As Abdi Abdirahman advised Ghirmay Ghebreslassie yesterday, it can be tempting to scoop up the appearance and prize money at as many marathons as possible as quickly as possible. But your legs only have so many marathons in them, and the best way to maximize your earning potential is to extend your career. The tension between getting appearance money while it's still there and extending your career to get more appearance money over the years creates an unenviable economic tightrope for professional marathoners.
Galen Rupp jumped off the tightrope in 2016. He neither preserved his legs for the future nor gobbled up a ton of appearance and prize money. With $0 in appearance fees, he won $80,000 by winning the Olympic Trials, $10,000 from USATF by taking bronze in Rio, and depending how you read USATF's rules, maybe another $10,000 just for competing in Rio. And sure, Rupp probably took in a sizable six-figure bonus from his Nike contract for his medal.

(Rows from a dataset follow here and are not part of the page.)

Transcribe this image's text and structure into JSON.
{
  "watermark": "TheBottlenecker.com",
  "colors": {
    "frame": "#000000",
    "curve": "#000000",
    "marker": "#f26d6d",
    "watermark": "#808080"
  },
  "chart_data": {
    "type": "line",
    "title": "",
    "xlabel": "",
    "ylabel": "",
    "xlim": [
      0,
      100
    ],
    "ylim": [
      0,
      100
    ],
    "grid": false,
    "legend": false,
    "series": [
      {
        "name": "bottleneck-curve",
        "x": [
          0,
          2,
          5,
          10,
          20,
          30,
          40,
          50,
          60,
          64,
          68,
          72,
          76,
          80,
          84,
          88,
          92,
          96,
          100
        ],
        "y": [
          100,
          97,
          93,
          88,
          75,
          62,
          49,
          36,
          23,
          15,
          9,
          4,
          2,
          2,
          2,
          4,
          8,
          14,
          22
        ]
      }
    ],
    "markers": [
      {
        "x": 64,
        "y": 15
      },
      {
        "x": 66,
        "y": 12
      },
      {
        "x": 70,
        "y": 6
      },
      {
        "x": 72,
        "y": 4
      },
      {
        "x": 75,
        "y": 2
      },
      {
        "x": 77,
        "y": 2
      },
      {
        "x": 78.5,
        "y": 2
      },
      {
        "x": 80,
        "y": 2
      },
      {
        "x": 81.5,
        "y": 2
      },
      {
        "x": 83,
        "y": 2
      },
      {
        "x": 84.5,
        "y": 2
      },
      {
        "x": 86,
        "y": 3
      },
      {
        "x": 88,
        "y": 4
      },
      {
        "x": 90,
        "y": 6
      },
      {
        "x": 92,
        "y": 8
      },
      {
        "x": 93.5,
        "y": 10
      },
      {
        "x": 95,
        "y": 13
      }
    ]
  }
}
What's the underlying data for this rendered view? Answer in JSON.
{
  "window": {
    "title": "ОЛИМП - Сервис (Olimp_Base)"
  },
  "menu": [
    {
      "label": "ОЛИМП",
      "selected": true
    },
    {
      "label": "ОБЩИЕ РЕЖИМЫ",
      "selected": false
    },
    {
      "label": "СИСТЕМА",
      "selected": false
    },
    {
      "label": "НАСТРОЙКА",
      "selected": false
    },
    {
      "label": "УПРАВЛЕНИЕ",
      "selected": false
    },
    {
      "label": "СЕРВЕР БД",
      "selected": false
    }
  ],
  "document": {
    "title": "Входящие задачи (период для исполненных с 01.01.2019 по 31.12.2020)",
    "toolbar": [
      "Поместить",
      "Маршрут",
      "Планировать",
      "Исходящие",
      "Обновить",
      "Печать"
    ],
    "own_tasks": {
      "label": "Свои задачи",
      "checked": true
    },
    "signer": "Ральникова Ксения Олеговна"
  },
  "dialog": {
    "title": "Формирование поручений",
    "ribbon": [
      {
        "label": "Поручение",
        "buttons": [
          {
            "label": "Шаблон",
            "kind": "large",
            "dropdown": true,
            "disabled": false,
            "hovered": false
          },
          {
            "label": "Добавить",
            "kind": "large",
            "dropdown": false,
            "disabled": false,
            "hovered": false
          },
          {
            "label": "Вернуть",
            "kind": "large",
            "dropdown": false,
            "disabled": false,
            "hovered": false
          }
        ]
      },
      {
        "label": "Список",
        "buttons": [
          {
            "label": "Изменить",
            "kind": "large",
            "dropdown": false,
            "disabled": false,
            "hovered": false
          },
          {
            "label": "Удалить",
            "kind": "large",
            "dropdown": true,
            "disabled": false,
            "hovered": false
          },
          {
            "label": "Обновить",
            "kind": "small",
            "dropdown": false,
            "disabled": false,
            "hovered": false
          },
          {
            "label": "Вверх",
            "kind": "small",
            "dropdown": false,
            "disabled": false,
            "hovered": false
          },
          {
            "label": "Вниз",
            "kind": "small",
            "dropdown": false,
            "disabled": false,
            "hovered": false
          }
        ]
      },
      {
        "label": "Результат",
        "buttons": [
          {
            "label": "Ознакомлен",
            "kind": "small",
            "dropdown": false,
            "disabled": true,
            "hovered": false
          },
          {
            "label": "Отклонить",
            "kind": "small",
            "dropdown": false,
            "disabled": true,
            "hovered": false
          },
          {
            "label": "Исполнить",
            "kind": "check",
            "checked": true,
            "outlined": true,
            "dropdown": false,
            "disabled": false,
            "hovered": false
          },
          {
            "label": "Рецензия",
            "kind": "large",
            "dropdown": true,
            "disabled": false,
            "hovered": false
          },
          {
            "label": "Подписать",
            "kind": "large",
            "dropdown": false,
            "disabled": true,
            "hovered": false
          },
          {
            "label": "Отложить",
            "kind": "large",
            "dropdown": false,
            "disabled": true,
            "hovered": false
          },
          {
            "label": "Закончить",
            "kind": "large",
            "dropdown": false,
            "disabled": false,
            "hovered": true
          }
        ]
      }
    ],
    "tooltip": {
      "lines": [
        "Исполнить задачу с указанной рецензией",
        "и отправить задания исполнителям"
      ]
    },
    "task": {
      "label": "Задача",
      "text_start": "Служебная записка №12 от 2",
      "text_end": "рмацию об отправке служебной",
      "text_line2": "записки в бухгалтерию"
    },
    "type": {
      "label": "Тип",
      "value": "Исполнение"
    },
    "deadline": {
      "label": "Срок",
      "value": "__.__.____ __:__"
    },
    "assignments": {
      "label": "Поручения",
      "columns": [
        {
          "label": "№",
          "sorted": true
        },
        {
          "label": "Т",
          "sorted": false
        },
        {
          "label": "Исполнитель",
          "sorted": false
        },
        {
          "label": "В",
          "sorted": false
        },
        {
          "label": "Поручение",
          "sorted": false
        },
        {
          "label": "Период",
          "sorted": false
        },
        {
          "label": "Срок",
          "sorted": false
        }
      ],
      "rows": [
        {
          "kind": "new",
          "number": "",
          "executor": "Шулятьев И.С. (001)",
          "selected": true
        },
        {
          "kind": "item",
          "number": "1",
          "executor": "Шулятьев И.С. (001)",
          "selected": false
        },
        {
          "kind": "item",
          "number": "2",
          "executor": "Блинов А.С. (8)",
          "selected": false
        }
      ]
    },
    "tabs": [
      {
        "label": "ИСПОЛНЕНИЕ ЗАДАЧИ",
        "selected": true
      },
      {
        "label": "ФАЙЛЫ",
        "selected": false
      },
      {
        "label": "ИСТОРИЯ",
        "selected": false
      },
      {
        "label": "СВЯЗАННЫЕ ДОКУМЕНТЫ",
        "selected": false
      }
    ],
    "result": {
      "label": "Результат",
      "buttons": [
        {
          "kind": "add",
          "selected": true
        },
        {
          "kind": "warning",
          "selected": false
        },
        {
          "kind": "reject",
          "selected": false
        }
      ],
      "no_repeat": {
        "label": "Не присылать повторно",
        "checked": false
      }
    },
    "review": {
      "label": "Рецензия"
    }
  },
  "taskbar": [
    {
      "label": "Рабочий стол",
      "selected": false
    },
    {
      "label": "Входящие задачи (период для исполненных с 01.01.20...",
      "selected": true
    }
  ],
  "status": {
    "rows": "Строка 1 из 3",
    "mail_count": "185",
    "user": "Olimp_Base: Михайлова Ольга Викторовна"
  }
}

But those medal bonuses are widespread, and Rupp chose to bet on his own performance rather than take the guarantee of an appearance fee.
That's at most $100,000 guaranteed, plus a contractual bonus, for two marathons worth of pounding. If he ran New York and finished, say, third, his total haul from appearance and prize money would have been somewhere between $300,000 and $500,000. For a single marathon.
Rupp is maybe the single most scrutinized and criticized American distance runner. Some of those criticisms are fair; others aren't. But one thing that is incontrovertibly true about Rupp is that it's always been about one thing for him: competitive greatness. There's nothing wrong with prioritizing money in running--they're the exact same as any employee in any industry who wants to be paid for their work. But Rupp has always singularly prioritized competitive success over money and fame. There's no better example of that than the economic choices he made this year.